- _ACTIVITY_
Each and every line of the data must appear exactly as given.

======== RECORDS PROVIDED ========

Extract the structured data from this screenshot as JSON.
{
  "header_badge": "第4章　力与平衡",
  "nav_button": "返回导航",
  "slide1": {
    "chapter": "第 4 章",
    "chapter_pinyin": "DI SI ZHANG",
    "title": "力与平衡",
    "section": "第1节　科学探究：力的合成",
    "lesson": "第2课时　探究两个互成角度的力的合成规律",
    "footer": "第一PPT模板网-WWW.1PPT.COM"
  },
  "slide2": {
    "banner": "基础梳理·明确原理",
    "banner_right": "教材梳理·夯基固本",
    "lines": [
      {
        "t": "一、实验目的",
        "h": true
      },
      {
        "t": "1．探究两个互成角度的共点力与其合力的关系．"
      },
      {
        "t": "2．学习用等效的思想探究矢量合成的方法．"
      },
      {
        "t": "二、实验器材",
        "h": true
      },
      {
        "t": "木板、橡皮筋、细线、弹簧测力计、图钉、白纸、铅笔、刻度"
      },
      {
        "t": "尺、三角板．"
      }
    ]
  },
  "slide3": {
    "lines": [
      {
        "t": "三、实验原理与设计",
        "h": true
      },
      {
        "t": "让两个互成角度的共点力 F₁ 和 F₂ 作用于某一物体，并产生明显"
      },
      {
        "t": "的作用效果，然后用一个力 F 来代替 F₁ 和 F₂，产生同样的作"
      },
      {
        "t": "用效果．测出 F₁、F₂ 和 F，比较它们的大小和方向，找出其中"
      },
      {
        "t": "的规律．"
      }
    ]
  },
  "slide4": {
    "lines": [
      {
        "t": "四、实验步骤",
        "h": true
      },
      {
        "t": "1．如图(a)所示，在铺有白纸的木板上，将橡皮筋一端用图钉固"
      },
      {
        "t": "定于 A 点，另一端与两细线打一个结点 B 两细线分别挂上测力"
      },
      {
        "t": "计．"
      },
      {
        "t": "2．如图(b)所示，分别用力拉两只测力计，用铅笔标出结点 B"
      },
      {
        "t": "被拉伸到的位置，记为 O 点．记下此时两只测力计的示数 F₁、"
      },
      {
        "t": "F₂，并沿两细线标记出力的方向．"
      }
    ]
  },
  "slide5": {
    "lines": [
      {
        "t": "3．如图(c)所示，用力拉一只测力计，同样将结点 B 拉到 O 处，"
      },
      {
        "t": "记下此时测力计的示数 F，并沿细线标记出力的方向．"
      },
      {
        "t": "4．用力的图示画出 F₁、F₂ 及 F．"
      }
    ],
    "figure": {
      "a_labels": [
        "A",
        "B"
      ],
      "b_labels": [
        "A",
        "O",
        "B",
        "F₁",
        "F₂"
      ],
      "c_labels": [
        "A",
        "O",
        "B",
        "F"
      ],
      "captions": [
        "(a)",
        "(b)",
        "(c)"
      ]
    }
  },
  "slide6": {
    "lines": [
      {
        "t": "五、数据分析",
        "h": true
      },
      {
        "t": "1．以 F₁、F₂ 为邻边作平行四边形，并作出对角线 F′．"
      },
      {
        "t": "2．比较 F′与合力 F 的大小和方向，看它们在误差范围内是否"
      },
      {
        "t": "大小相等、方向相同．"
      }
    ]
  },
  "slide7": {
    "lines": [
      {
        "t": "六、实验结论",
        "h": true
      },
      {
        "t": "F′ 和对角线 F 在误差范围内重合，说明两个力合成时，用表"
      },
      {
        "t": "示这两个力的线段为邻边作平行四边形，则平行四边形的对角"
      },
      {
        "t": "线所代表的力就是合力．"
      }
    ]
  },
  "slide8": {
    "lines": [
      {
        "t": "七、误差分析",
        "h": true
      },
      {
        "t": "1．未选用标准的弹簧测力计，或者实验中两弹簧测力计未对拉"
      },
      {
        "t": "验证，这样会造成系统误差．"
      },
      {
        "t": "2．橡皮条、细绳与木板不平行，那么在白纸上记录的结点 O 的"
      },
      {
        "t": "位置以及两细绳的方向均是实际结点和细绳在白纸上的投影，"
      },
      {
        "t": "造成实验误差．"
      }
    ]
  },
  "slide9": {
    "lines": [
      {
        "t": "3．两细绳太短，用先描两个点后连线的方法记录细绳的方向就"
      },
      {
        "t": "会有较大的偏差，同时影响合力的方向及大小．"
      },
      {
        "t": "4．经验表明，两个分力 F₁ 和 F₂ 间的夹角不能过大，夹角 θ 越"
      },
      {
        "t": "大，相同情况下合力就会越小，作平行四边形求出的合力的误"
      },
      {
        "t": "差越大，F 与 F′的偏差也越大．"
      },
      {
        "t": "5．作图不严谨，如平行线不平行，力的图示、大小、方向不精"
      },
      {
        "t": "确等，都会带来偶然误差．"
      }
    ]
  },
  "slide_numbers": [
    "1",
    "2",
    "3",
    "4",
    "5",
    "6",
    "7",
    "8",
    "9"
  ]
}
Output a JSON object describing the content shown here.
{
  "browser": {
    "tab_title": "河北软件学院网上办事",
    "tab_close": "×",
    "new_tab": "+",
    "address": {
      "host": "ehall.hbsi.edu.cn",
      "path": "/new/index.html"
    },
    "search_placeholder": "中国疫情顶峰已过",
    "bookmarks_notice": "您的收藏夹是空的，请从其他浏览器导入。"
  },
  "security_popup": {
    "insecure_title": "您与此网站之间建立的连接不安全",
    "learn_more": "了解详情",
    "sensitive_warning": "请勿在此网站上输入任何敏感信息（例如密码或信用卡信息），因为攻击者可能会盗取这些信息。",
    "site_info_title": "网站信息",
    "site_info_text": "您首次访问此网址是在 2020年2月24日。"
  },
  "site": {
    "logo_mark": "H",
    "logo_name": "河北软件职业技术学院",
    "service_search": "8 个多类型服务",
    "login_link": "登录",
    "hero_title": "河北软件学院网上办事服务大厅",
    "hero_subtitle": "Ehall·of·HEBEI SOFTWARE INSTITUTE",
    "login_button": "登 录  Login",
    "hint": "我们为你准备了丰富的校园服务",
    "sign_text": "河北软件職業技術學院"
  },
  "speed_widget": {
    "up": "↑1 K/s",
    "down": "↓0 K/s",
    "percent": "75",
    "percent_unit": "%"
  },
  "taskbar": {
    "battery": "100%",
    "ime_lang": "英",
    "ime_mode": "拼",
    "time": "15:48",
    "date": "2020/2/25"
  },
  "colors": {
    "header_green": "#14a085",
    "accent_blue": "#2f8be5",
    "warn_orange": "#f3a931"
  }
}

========

- _ANSWER SECTION_
Extract the structured data from this screenshot as JSON.
{
  "header_badge": "第4章　力与平衡",
  "nav_button": "返回导航",
  "slide1": {
    "chapter": "第 4 章",
    "chapter_pinyin": "DI SI ZHANG",
    "title": "力与平衡",
    "section": "第1节　科学探究：力的合成",
    "lesson": "第2课时　探究两个互成角度的力的合成规律",
    "footer": "第一PPT模板网-WWW.1PPT.COM"
  },
  "slide2": {
    "banner": "基础梳理·明确原理",
    "banner_right": "教材梳理·夯基固本",
    "lines": [
      {
        "t": "一、实验目的",
        "h": true
      },
      {
        "t": "1．探究两个互成角度的共点力与其合力的关系．"
      },
      {
        "t": "2．学习用等效的思想探究矢量合成的方法．"
      },
      {
        "t": "二、实验器材",
        "h": true
      },
      {
        "t": "木板、橡皮筋、细线、弹簧测力计、图钉、白纸、铅笔、刻度"
      },
      {
        "t": "尺、三角板．"
      }
    ]
  },
  "slide3": {
    "lines": [
      {
        "t": "三、实验原理与设计",
        "h": true
      },
      {
        "t": "让两个互成角度的共点力 F₁ 和 F₂ 作用于某一物体，并产生明显"
      },
      {
        "t": "的作用效果，然后用一个力 F 来代替 F₁ 和 F₂，产生同样的作"
      },
      {
        "t": "用效果．测出 F₁、F₂ 和 F，比较它们的大小和方向，找出其中"
      },
      {
        "t": "的规律．"
      }
    ]
  },
  "slide4": {
    "lines": [
      {
        "t": "四、实验步骤",
        "h": true
      },
      {
        "t": "1．如图(a)所示，在铺有白纸的木板上，将橡皮筋一端用图钉固"
      },
      {
        "t": "定于 A 点，另一端与两细线打一个结点 B 两细线分别挂上测力"
      },
      {
        "t": "计．"
      },
      {
        "t": "2．如图(b)所示，分别用力拉两只测力计，用铅笔标出结点 B"
      },
      {
        "t": "被拉伸到的位置，记为 O 点．记下此时两只测力计的示数 F₁、"
      },
      {
        "t": "F₂，并沿两细线标记出力的方向．"
      }
    ]
  },
  "slide5": {
    "lines": [
      {
        "t": "3．如图(c)所示，用力拉一只测力计，同样将结点 B 拉到 O 处，"
      },
      {
        "t": "记下此时测力计的示数 F，并沿细线标记出力的方向．"
      },
      {
        "t": "4．用力的图示画出 F₁、F₂ 及 F．"
      }
    ],
    "figure": {
      "a_labels": [
        "A",
        "B"
      ],
      "b_labels": [
        "A",
        "O",
        "B",
        "F₁",
        "F₂"
      ],
      "c_labels": [
        "A",
        "O",
        "B",
        "F"
      ],
      "captions": [
        "(a)",
        "(b)",
        "(c)"
      ]
    }
  },
  "slide6": {
    "lines": [
      {
        "t": "五、数据分析",
        "h": true
      },
      {
        "t": "1．以 F₁、F₂ 为邻边作平行四边形，并作出对角线 F′．"
      },
      {
        "t": "2．比较 F′与合力 F 的大小和方向，看它们在误差范围内是否"
      },
      {
        "t": "大小相等、方向相同．"
      }
    ]
  },
  "slide7": {
    "lines": [
      {
        "t": "六、实验结论",
        "h": true
      },
      {
        "t": "F′ 和对角线 F 在误差范围内重合，说明两个力合成时，用表"
      },
      {
        "t": "示这两个力的线段为邻边作平行四边形，则平行四边形的对角"
      },
      {
        "t": "线所代表的力就是合力．"
      }
    ]
  },
  "slide8": {
    "lines": [
      {
        "t": "七、误差分析",
        "h": true
      },
      {
        "t": "1．未选用标准的弹簧测力计，或者实验中两弹簧测力计未对拉"
      },
      {
        "t": "验证，这样会造成系统误差．"
      },
      {
        "t": "2．橡皮条、细绳与木板不平行，那么在白纸上记录的结点 O 的"
      },
      {
        "t": "位置以及两细绳的方向均是实际结点和细绳在白纸上的投影，"
      },
      {
        "t": "造成实验误差．"
      }
    ]
  },
  "slide9": {
    "lines": [
      {
        "t": "3．两细绳太短，用先描两个点后连线的方法记录细绳的方向就"
      },
      {
        "t": "会有较大的偏差，同时影响合力的方向及大小．"
      },
      {
        "t": "4．经验表明，两个分力 F₁ 和 F₂ 间的夹角不能过大，夹角 θ 越"
      },
      {
        "t": "大，相同情况下合力就会越小，作平行四边形求出的合力的误"
      },
      {
        "t": "差越大，F 与 F′的偏差也越大．"
      },
      {
        "t": "5．作图不严谨，如平行线不平行，力的图示、大小、方向不精"
      },
      {
        "t": "确等，都会带来偶然误差．"
      }
    ]
  },
  "slide_numbers": [
    "1",
    "2",
    "3",
    "4",
    "5",
    "6",
    "7",
    "8",
    "9"
  ]
}
Output a JSON object describing the content shown here.
{
  "browser": {
    "tab_title": "河北软件学院网上办事",
    "tab_close": "×",
    "new_tab": "+",
    "address": {
      "host": "ehall.hbsi.edu.cn",
      "path": "/new/index.html"
    },
    "search_placeholder": "中国疫情顶峰已过",
    "bookmarks_notice": "您的收藏夹是空的，请从其他浏览器导入。"
  },
  "security_popup": {
    "insecure_title": "您与此网站之间建立的连接不安全",
    "learn_more": "了解详情",
    "sensitive_warning": "请勿在此网站上输入任何敏感信息（例如密码或信用卡信息），因为攻击者可能会盗取这些信息。",
    "site_info_title": "网站信息",
    "site_info_text": "您首次访问此网址是在 2020年2月24日。"
  },
  "site": {
    "logo_mark": "H",
    "logo_name": "河北软件职业技术学院",
    "service_search": "8 个多类型服务",
    "login_link": "登录",
    "hero_title": "河北软件学院网上办事服务大厅",
    "hero_subtitle": "Ehall·of·HEBEI SOFTWARE INSTITUTE",
    "login_button": "登 录  Login",
    "hint": "我们为你准备了丰富的校园服务",
    "sign_text": "河北软件職業技術學院"
  },
  "speed_widget": {
    "up": "↑1 K/s",
    "down": "↓0 K/s",
    "percent": "75",
    "percent_unit": "%"
  },
  "taskbar": {
    "battery": "100%",
    "ime_lang": "英",
    "ime_mode": "拼",
    "time": "15:48",
    "date": "2020/2/25"
  },
  "colors": {
    "header_green": "#14a085",
    "accent_blue": "#2f8be5",
    "warn_orange": "#f3a931"
  }
}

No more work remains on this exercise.